New Rations Bring Hot Turkey to the Troops
By Jim Garamone
WASHINGTON -- Getting a hot meal to soldiers, Marines and airmen in the field is going to get a lot easier thanks to new rations being developed by the Army.
Called unitized group rations-A, the new rations are entering the supply pipeline now. The idea behind the rations is to serve service members hot, home-style foods in the field.
"We're talking about feeding a group of soldiers vs. individual MRE bag meals," said Rick Byrd, a quality assurance specialist with U.S. Army Center of Excellence-Subsistence at Fort Lee, Va. "These are hot meals prepared by food service personnel."
Before these rations, cooks had to order 33 to 52 separate line items to prepare one meal for their unit. Fort Lee officials packaged the rations so they only need two stock numbers. The items are in three boxes that contain enough food to feed 50 people.
"The unit adds bread and milk and it's complete. Food service personnel can also enhance the meal by adding fruit and salads," Byrd said.
There are five breakfast menus and 10 others for lunch and dinner, Byrd said. The boxed rations contain primarily commercial items with familiar name brands such as Eggo, Hungry Jack or Aunt Jemima waffles that service members ages 18-24 will recognize, he said.
The turkey menu comes with Stovetop stuffing and Uncle Ben's rice. Kool-aid and Tabasco sauce accompany most rations. "We call this 'branding the ration,'" Byrd said. Other main dishes include Creole macaroni, BBQ beef, grilled hamburgers, grilled steak, chili and chicken.
The Army tested the rations at Fort Stewart, Ga.; Fort Bliss, Texas; Fort Campbell, Ky.; Fort Riley, Kan.; Fort Sill, Okla.; Fort Bragg, N.C.; and Schofield Barracks, Hawaii. Byrd said soldiers accepted the rations overwhelmingly.
"Soldiers suspected there must have been dignitaries nearby because they were eating so well," he quipped. "In all of my years here, I have never seen field rations more accepted."

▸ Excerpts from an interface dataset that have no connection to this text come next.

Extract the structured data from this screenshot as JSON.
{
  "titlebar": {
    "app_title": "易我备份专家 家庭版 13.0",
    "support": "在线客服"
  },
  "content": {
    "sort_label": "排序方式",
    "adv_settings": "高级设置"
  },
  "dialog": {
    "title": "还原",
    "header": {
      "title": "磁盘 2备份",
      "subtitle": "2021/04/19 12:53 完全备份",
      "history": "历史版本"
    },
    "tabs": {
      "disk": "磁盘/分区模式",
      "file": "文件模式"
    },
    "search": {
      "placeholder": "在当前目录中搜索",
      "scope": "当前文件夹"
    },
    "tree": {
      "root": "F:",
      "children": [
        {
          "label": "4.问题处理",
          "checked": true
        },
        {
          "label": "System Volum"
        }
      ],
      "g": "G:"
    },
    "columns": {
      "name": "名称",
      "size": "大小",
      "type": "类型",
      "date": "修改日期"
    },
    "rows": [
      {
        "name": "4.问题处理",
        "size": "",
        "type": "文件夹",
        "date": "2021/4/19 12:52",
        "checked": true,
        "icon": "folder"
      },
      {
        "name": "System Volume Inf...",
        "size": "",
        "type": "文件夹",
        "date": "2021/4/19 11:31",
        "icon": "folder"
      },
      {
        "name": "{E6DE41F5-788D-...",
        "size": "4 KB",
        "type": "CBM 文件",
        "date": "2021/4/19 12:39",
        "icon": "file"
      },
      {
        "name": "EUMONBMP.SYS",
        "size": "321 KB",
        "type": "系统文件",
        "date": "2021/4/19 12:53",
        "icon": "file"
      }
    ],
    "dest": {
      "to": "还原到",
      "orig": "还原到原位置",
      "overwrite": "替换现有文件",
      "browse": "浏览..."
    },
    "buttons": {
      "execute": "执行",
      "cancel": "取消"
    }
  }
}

Byrd said the Air Force is looking at the rations and Marines will use them if they are in operations where they draw supplies from the Army. He expects service members overseas will start seeing the rations in January.

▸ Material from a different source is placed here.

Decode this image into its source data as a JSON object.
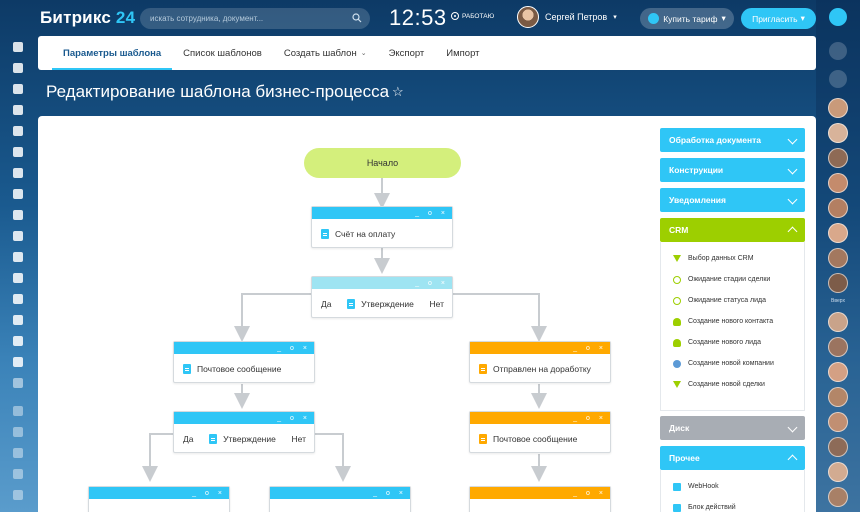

The Defense Support Center in Philadelphia recently awarded contracts to six companies for the rations. The minimum total value is an estimated $6.2 million, but can go up to $117 million.
"This ration provides essentially what industry now offers homemakers of America today," said John Knapp, vice president of a winning contractor, Ameriqual, Inc. of Evansville, Ind. "Homemakers need to have hot meals on
Of the three boxes, two contain semi-perishable items, Knapp said. The third contains perishables and frozen foods such as main entrees, meat, eggs and waffles, he said.
The new rations also make it easier to supply service members. Previously, supply agencies needed 12 hours to collect A-rations to support an Army brigade. With the new rations, the process takes 1.5 hours with fewer personnel, according to Army officials.
For more information and a list of the menus go to http://www.dscp.dla.mil/subs/rations/ugr.htm.